Treatment for Cushing’s syndrome

Treatment for Cushing's syndrome

When your body produce too much cortisol, Cushing’s syndrome (hypercortisolism) take place. The “stress hormone,” cortisol, is essential for controlling blood sugar and converting food into energy. Unfortunately, excessive amount brought on by a medicine or tumour can result in weight gain, muscle weakness, and other problems. However, if left untreated, Cushing’s syndrome can be lethal. It is unusual. Every year, 40 to 70 out of a million persons are afflicted.

Who is afflicted with Cushing’s syndrome (Hypercortisolism)?

Cushing’s syndrome most frequently affect persons between the ages of 25 and 50. On the other hand children, teenagers, and adults also suffer.
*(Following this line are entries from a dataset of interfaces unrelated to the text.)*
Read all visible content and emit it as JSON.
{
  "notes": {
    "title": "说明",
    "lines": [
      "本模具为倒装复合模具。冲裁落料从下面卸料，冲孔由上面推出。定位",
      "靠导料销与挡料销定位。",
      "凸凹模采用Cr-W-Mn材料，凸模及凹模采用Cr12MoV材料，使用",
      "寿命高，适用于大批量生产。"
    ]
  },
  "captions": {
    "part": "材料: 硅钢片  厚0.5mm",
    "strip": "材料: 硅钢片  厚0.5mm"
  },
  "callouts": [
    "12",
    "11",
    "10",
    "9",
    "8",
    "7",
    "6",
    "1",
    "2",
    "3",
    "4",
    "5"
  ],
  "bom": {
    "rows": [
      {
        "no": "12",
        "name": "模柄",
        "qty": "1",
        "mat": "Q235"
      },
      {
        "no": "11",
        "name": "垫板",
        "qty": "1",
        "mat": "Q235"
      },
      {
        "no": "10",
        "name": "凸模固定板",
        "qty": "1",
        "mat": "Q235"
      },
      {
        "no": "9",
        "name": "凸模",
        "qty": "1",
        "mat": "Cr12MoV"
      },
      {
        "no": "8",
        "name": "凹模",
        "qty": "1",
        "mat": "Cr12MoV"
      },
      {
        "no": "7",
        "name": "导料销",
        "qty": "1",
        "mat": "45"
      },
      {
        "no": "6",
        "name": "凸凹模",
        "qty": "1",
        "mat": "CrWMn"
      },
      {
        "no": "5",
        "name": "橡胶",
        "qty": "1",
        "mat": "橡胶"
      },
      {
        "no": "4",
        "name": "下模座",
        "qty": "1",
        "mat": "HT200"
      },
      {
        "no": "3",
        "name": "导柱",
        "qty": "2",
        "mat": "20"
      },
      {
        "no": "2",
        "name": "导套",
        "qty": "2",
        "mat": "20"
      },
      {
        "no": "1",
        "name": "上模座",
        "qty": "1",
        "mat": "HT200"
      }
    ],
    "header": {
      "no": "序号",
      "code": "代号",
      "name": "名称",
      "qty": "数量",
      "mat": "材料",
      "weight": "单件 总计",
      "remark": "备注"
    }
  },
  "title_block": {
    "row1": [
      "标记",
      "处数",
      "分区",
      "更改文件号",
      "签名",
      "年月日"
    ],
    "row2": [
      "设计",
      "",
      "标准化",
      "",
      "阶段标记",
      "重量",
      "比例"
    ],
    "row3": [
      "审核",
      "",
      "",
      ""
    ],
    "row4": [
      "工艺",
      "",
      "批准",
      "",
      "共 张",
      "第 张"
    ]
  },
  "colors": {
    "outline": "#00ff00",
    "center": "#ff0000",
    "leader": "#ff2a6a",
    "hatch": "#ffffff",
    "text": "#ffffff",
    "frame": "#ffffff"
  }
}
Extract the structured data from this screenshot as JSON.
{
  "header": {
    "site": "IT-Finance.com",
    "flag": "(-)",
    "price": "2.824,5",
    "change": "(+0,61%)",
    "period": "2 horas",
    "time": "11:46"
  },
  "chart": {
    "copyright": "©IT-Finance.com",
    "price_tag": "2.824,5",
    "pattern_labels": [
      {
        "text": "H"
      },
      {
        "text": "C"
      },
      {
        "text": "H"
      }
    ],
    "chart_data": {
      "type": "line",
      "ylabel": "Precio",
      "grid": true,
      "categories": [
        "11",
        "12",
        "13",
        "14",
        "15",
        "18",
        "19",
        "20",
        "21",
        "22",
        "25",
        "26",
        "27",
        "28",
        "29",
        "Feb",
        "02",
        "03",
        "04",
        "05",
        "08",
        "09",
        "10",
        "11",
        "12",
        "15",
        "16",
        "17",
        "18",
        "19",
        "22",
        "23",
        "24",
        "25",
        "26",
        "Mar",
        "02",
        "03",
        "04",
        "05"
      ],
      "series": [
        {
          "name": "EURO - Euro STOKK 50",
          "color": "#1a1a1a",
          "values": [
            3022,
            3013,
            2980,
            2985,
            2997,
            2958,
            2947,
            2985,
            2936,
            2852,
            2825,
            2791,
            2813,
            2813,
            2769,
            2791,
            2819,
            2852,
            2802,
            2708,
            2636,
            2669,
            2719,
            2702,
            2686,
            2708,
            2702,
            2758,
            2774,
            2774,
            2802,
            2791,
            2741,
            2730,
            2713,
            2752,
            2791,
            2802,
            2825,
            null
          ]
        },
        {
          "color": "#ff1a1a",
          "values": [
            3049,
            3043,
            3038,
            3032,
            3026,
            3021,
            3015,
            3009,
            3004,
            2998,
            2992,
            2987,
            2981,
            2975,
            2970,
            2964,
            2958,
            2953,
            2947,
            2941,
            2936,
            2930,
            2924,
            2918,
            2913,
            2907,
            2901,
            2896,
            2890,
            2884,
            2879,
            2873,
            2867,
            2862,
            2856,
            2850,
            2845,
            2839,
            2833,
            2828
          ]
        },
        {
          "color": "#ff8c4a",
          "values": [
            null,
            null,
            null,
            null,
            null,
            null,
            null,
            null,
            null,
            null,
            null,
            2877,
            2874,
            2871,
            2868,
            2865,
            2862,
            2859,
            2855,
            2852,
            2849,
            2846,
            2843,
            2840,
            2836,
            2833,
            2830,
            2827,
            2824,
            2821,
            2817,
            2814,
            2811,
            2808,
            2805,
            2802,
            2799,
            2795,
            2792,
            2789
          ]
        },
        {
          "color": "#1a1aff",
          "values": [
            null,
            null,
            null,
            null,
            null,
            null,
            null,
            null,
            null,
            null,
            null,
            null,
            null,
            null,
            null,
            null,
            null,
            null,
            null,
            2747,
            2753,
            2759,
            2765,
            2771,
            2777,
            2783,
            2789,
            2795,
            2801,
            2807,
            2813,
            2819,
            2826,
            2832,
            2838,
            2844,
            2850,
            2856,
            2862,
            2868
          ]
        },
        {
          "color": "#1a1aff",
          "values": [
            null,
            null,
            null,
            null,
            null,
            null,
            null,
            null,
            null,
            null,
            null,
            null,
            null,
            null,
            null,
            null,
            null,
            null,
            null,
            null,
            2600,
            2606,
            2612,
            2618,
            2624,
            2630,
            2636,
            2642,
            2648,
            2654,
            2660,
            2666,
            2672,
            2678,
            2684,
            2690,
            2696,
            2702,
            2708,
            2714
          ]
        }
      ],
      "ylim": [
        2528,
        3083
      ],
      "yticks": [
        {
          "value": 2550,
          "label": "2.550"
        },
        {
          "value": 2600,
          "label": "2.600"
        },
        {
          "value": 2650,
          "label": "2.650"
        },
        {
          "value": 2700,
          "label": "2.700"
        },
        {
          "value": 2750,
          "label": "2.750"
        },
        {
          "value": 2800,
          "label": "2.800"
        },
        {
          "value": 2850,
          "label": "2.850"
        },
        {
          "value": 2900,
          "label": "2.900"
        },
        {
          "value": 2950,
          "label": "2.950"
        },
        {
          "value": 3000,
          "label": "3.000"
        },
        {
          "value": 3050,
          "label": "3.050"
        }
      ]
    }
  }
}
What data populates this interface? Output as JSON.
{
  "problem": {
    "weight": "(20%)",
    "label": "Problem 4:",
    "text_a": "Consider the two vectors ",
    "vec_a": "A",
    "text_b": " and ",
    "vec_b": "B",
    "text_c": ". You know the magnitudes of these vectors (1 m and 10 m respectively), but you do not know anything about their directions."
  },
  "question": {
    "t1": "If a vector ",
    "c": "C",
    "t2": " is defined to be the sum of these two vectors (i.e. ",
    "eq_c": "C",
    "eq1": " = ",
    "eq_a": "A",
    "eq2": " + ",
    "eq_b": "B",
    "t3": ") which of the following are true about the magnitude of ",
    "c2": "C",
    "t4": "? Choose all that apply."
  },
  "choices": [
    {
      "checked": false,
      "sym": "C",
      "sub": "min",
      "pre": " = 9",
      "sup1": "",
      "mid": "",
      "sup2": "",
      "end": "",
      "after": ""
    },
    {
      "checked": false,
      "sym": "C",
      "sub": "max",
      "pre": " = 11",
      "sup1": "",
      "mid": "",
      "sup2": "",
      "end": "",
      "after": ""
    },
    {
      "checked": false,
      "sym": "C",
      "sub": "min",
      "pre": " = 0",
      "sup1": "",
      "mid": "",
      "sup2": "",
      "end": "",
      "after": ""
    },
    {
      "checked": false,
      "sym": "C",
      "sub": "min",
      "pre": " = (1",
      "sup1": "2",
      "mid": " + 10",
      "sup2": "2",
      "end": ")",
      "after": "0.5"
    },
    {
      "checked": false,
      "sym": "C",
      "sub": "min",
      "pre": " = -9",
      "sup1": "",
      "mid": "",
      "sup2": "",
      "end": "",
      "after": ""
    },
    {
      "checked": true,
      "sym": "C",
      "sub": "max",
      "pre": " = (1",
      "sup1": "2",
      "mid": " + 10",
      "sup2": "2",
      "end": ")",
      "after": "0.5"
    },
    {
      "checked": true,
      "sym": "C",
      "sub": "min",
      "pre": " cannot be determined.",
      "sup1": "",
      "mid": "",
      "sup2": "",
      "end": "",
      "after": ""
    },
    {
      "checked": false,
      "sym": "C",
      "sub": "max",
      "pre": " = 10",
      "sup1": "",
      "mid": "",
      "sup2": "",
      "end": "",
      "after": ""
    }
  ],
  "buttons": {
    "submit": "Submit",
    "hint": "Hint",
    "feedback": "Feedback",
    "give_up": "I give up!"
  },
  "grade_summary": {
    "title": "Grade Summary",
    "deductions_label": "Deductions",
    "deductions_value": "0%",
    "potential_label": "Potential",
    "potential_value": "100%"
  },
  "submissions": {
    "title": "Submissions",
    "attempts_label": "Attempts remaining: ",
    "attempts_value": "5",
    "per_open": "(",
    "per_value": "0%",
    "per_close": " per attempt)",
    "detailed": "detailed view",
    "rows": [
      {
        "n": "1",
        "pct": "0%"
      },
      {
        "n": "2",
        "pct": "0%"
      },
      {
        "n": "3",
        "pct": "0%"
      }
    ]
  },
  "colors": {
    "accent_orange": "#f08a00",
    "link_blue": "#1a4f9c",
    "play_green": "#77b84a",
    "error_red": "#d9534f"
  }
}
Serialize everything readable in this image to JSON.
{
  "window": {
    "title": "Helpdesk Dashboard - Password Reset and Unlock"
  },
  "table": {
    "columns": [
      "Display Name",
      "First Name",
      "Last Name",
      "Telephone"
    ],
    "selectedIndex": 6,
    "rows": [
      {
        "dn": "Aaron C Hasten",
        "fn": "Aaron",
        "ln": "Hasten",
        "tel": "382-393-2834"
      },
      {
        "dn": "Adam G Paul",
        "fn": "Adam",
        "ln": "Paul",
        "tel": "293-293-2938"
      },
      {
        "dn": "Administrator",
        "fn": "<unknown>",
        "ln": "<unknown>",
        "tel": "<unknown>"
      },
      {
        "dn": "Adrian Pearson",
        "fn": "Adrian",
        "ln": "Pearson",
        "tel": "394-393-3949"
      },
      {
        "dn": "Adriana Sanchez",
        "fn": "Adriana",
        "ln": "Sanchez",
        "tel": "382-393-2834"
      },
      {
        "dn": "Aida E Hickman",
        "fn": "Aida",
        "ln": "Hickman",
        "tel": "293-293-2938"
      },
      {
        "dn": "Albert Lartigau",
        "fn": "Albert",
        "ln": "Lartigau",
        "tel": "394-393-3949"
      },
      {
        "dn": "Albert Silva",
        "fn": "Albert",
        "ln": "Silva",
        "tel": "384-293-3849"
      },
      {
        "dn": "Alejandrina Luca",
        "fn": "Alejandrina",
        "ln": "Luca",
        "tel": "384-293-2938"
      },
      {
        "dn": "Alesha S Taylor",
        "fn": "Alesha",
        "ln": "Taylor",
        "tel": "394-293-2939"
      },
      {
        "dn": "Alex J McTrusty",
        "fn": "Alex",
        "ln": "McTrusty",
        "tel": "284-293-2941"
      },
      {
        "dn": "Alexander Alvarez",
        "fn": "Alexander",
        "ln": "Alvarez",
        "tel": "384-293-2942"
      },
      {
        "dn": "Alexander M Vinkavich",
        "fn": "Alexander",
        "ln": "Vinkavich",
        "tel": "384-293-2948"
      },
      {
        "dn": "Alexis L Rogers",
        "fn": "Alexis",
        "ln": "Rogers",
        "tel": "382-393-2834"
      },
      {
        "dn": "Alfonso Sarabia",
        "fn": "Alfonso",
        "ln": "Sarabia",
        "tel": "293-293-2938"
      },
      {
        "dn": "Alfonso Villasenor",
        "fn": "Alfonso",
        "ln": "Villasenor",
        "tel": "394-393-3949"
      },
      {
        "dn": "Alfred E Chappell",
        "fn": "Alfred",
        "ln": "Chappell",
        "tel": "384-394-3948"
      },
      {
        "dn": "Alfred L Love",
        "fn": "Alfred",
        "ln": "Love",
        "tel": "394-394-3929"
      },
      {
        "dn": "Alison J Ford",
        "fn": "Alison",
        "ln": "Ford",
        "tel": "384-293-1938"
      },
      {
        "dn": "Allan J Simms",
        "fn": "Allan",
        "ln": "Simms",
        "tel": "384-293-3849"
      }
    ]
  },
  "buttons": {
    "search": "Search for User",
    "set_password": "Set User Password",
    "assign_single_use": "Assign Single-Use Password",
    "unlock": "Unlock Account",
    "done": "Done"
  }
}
Particularly at risk are people who take cortisol medications, whereas  30% of men and 70% of women who have Cushing’s syndrome, respectively.

What results in Cushing’s syndrome (Hypercortisolism)?

It is cause by high cortisol levels. Cortisol levels may be elevate for a variety of reasons, including:

Using drugs called glucocorticoids. Many autoimmune illnesses are treat with glucocorticoids. Chronic administration of these drugs result in “iatrogenic” Cushing’s syndrome. Additionally, Latrogenic describe a condition that result from medical intervention.

Tumors in pituitary: Eight out of every ten instances of Cushing’s syndrome are identify on by pituitary tumours that produce too much ACTH. It is refer to as Cushing’s disease.

Neoplasms of the adrenal cortex: Too much cortisol can be produce by an adrenal tumour. These are typically harmless.

Tumors of the thyroid, thymus, pancreas, and lungs. Ectopic ACTH syndrome refer to tumours that grow outside of the pituitary gland and produce ACTH. Usually malignant tumours of this kind. These tumours most frequently manifest as small cell lung carcinoma.

What are the signs and symptoms of hypercortisolism (Cushing’s syndrome)?

The symptoms of the disease are both distinctive and suggestive of a number of other illnesses. Meanwhile potential signs include:

  • A round, crimson face
  • Wounds that don’t heal well
  • Elevated blood pressure (hypertension)
  • Diabetes
  • Abdominal stretch mark in purple
  • Arms and legs can easily bleed
  • Fatigue
  • Hazy vision and vertigo
  • Slender arms and legs and weak muscles
  • Sexual drive change and erectile dysfunction
  • Growth retardation in youngsters

How is the diagnosis of syndrome made?

When there is a possibility that you have Cushing’s syndrome, your healthcare practitioner will review your medical history. Additionally, do a physical exam, and order some laboratory testing.

Sometimes it can be challenging to identify it. The presence of weariness and weight increase does not necessarily indicate it. It might potentially be confuse with metabolic syndrome or polycystic ovary syndrome. Also, to rule out other conditions, your healthcare provider will need to use a process of elimination.

What diagnostic procedures will be used to identify the syndrome?

The diagnostic procedure of Cushing’s syndrome:

24-hour urinary cortisol test: This examination count the micrograms of cortisol in your pee.

Salivary cortisol testing around midnight: Cortisol level are well known to be extremely low in the morning and late at night.

Dexamethasone is a cortisol-like medication: Low-dose dexamethasone suppression test. One milligramme of the medication is orally during this test, and the cortisol levels are then assess the next morning.

Blood test: A blood test will determine your body’s level of ACTH.

Dexamethasone suppression test at high doses: This test is similar to the low-dose DST, except the dose is eight milligrams as oppose to one.


It is difficult to deal with Cushing’s syndrome. The effect of it include weariness, hypertension, and more. Chemotherapy and surgery are, at best, painful therapies. However, they are worthwhile because Cushing’s syndrome can be treat effectively and cured. Throughout each phase, stay in touch with your healthcare practitioner.